  • The Right to Repair movement provides information and parts for DIY electronics repair. 
  • Over 20 states have active Rights to repair bills in 2021.
  • In 2022, Apple and Microsoft will conduct studies and expand self-repair resources.

As technology consumption continues to grow, so does the need for maintenance. The rise of the right-to-repair movement has peaked as products become more challenging to repair. Black communities could gain greater access to electronics from Big tech companies’ do-it-yourself (DIY) programs. 


“The right to repair will help Black users as they don't have that much access to expensive electronics like phones, laptops, or others,” Sarah Kiran, Chief Editor of Good Cloud Storage, a company monitoring over 20 cloud storage, told The Plug. “It will help them prevent irrelevant expenditure on batteries, screens, or other electronic materials.”


According to a Wirecutter report, the Right-To-Repair act allows consumers the choice to repair their products themselves or have a technician fix them. Those Warranty-void stickers on the side of the products was a temporary solution under the Magnuson Moss Warranty Act, which directs the Federal Trade Commission to establish disclosure standards for written warranties.


The right-to-repair movement provides information and parts for DIY electronics repair. The Repair Association, a right-to-repair advocacy group, has several policy objectives including some that can be corrected with new laws and others that require a shift in buyer expectations. Access to information and parts are the main focus of legislative proposals. 


Legislation like the Digital Millennium Copyright Act allows a device to run custom software, thus extending battery life or functionality if the manufacturer abandons that device. Some exemptions are possible but those modifications may not be possible. 


Most states in the midwest have an active right-to-repair law, but southern states like Georgia and Alabama only recently introduced the bill, according to Repair.org. Over 20 states have active Rights to repair bills as of 2021. Whether the bill will be passed into law remains up for debate at the state legislature level. However, Repair.org makes it simple to contact an individual state and voice concerns on the right to repair with legislators. 


Some big tech companies are implementing programs for consumers to fix everyday electronic devices.


Tesla has its Do-it-yourself guides for the Model 3, S and X for basic procedures and maintenance. Some procedures include connecting to wifi or starting the car using a Tesla mobile app. The company also released its parts catalogs for the Model 3 during the DIY releases. Some technicians like Rich Beniot take repairing to another level by fixing worn-out Telsa vehicles. 

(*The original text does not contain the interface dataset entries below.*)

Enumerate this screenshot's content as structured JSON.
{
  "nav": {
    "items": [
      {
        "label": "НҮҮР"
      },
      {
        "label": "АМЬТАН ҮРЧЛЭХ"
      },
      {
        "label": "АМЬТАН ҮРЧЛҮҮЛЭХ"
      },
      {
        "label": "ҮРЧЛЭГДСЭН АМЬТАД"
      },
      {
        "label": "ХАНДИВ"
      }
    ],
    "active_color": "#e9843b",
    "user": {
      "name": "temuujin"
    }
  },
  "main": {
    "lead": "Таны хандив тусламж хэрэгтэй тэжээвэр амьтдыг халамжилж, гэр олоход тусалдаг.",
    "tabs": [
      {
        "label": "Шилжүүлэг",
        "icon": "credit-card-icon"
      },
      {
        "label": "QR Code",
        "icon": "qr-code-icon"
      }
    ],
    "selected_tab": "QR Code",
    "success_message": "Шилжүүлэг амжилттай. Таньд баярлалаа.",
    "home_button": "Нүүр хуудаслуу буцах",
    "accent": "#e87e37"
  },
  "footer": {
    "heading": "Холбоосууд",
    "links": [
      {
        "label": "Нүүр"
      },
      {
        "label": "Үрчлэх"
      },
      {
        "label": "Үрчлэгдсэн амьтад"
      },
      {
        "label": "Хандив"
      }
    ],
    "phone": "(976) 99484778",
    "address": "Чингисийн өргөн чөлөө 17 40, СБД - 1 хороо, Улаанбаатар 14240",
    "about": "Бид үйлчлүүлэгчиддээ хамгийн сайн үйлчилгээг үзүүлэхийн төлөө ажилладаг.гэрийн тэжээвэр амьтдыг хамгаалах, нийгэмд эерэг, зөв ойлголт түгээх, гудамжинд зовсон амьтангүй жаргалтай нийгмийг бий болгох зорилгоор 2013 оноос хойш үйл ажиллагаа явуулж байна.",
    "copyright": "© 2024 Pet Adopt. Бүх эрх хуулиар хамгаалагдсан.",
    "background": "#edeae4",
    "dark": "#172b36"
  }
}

“A fundamental consumer right is fixing whatever you rightfully own,” Beniot said in a Motherboard interview. “There’s a lot of grey area when it comes to owning these cars because, in order for the major functions in the car to work, they have to talk to Tesla.”

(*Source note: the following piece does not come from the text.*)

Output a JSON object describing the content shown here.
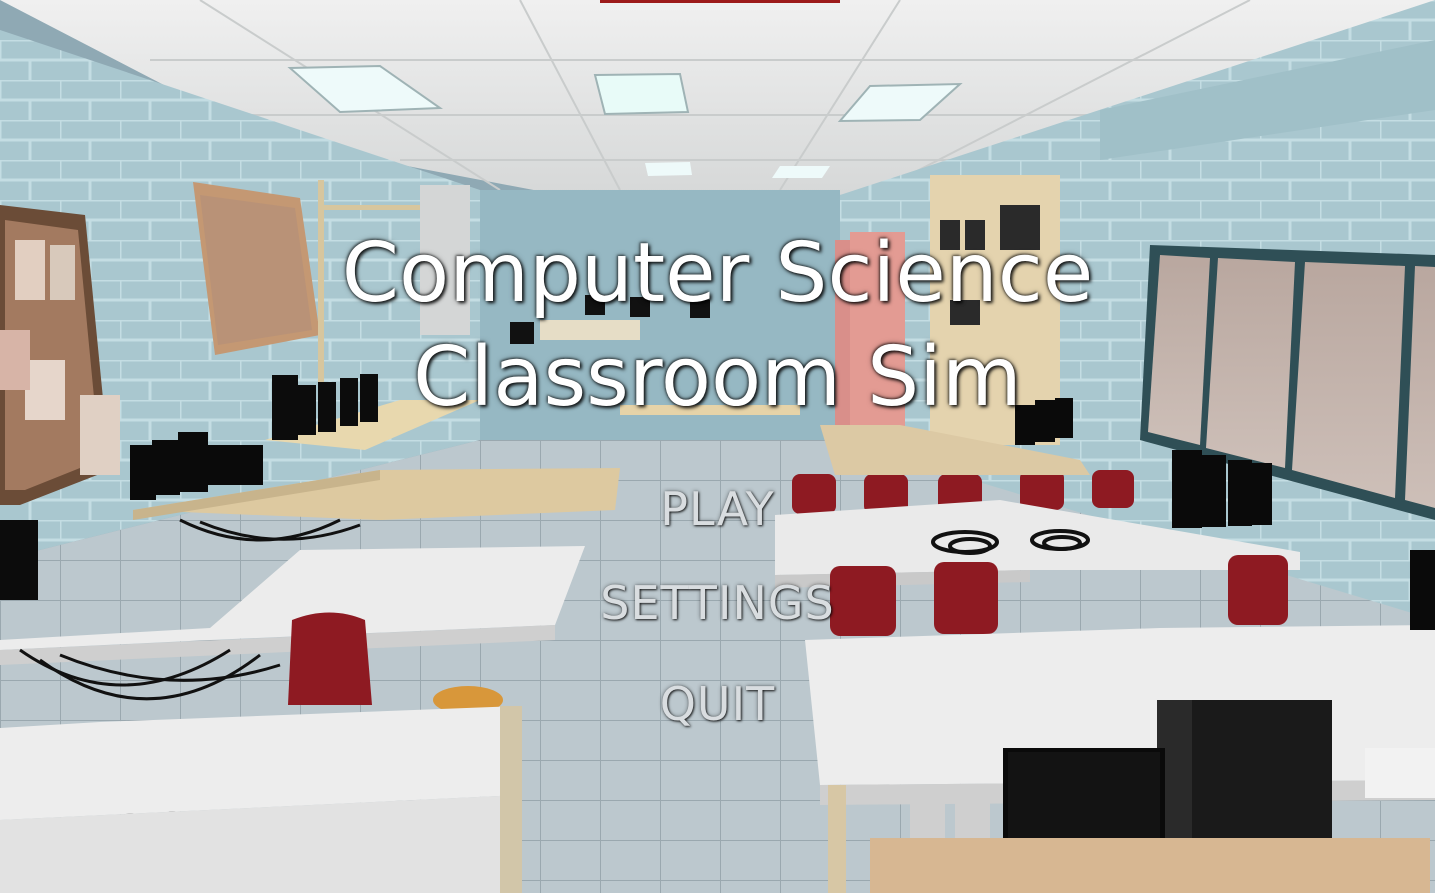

Benoit’s car maintenance pursuits are protected under Michigan’s right to repair act. However, specific guidelines like using the tools car dealerships use, make it more difficult for consumers of electronic or developing vehicles to have work done. 

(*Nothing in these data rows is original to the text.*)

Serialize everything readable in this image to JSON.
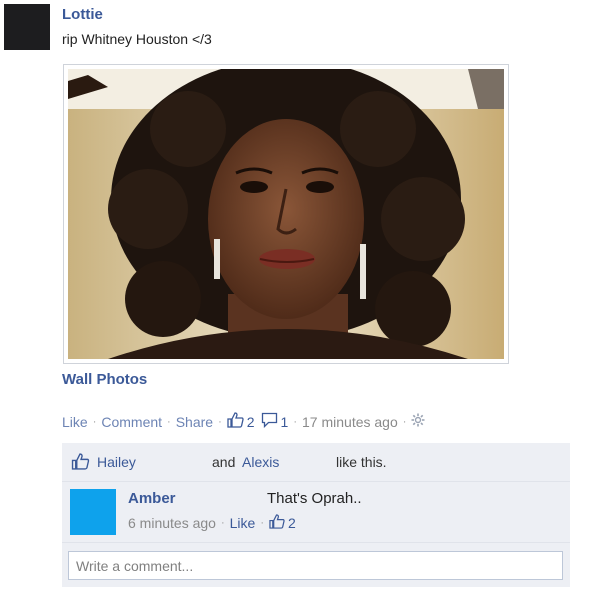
{
  "post": {
    "author": "Lottie",
    "status": "rip Whitney Houston </3",
    "album_link": "Wall Photos"
  },
  "actions": {
    "like": "Like",
    "comment": "Comment",
    "share": "Share",
    "like_count": "2",
    "comment_count": "1",
    "timestamp": "17 minutes ago"
  },
  "likes": {
    "name_1": "Hailey",
    "and": "and",
    "name_2": "Alexis",
    "suffix": "like this."
  },
  "comment": {
    "author": "Amber",
    "text": "That's Oprah..",
    "timestamp": "6 minutes ago",
    "like": "Like",
    "like_count": "2"
  },
  "composer": {
    "placeholder": "Write a comment..."
  },
  "colors": {
    "link": "#3b5998",
    "ufi_background": "#edeff4",
    "comment_avatar": "#0ea2ec"
  }
}
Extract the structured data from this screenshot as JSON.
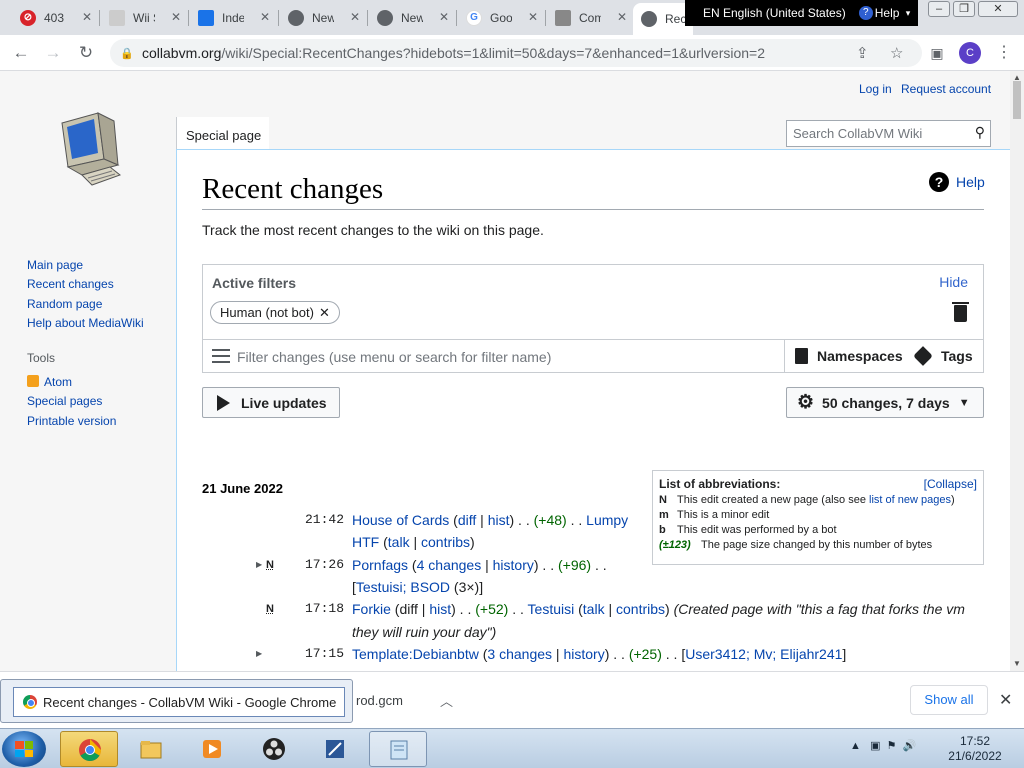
{
  "browser": {
    "tabs": [
      {
        "label": "403"
      },
      {
        "label": "Wii S"
      },
      {
        "label": "Inde"
      },
      {
        "label": "New"
      },
      {
        "label": "New"
      },
      {
        "label": "Goo"
      },
      {
        "label": "Com"
      },
      {
        "label": "Rec"
      }
    ],
    "lang_bar": {
      "label": "EN English (United States)",
      "help": "Help"
    },
    "url_host": "collabvm.org",
    "url_path": "/wiki/Special:RecentChanges?hidebots=1&limit=50&days=7&enhanced=1&urlversion=2",
    "profile_initial": "C"
  },
  "wiki": {
    "personal": {
      "login": "Log in",
      "request": "Request account"
    },
    "tab_special": "Special page",
    "search_placeholder": "Search CollabVM Wiki",
    "sidebar": {
      "nav": [
        "Main page",
        "Recent changes",
        "Random page",
        "Help about MediaWiki"
      ],
      "tools_heading": "Tools",
      "tools": [
        "Atom",
        "Special pages",
        "Printable version"
      ]
    },
    "title": "Recent changes",
    "help": "Help",
    "intro": "Track the most recent changes to the wiki on this page.",
    "filters": {
      "title": "Active filters",
      "hide": "Hide",
      "chip": "Human (not bot)",
      "placeholder": "Filter changes (use menu or search for filter name)",
      "namespaces": "Namespaces",
      "tags": "Tags"
    },
    "live_updates": "Live updates",
    "changes_limit": "50 changes, 7 days",
    "abbreviations": {
      "heading": "List of abbreviations:",
      "collapse": "[Collapse]",
      "rows": [
        {
          "key": "N",
          "text": "This edit created a new page (also see ",
          "link": "list of new pages",
          "tail": ")"
        },
        {
          "key": "m",
          "text": "This is a minor edit"
        },
        {
          "key": "b",
          "text": "This edit was performed by a bot"
        },
        {
          "key": "(±123)",
          "text": "The page size changed by this number of bytes"
        }
      ]
    },
    "day": "21 June 2022",
    "entries": {
      "e1": {
        "time": "21:42",
        "page": "House of Cards",
        "diff": "diff",
        "hist": "hist",
        "size": "(+48)",
        "user": "Lumpy HTF",
        "user1": "Lumpy",
        "user2": "HTF",
        "talk": "talk",
        "contribs": "contribs"
      },
      "e2": {
        "time": "17:26",
        "flag": "N",
        "page": "Pornfags",
        "changes": "4 changes",
        "history": "history",
        "size": "(+96)",
        "users": "Testuisi; BSOD",
        "count": "(3×)"
      },
      "e3": {
        "time": "17:18",
        "flag": "N",
        "page": "Forkie",
        "diff": "diff",
        "hist": "hist",
        "size": "(+52)",
        "user": "Testuisi",
        "talk": "talk",
        "contribs": "contribs",
        "summary": "(Created page with \"this a fag that forks the vm they will ruin your day\")",
        "summary1": "(Created page with \"this a fag that forks the vm",
        "summary2": "they will ruin your day\")"
      },
      "e4": {
        "time": "17:15",
        "page": "Template:Debianbtw",
        "changes": "3 changes",
        "history": "history",
        "size": "(+25)",
        "users": "User3412; Mv; Elijahr241"
      }
    }
  },
  "downloads": {
    "item": "rod.gcm",
    "show_all": "Show all",
    "tooltip": "Recent changes - CollabVM Wiki - Google Chrome"
  },
  "taskbar": {
    "time": "17:52",
    "date": "21/6/2022"
  }
}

Apple’s self-service repair program allows iPhone and Mac users to buy their parts, according to an Apple statement. The program has been years in the making and introduced while the right to repair legislation is being proposed. The program is set in phases starting with the iPhone 12 and 13 and moving to other Apple products. 


“By repairing devices rather than throwing them away, you’re not only minimizing the amount of waste that ends up in a landfill, but also you’re saving the finite materials that are used in the construction of smartphones.” Eoin Piggott, Business Development Associate of Wisetek, an information technology asset company, told The Plug.


This accessible extension goes back to the Independent Repair Provider program — which launched in the U.S. in 2019 and aimed to give independent repair shops access to the same resources as authorized service providers — has grown to more than 200 countries and now includes more than 2,800 providers.


Similar to Apple, Microsoft recently promised to look into the right to repair, according to a Verge report. Using an independent third-party study, the company will examine the impacts of making Microsoft product repairs easier. The study will be complete by late 2022 and the results will be used as a guide to expanding repair options. The report notes that Microsoft will release a summary but not the complete study to the public.


States and individuals are increasing awareness of consumer rights to fix their electronics. Black users and technicians can have more opportunities to use more high-end electronics if given the information and tools they need.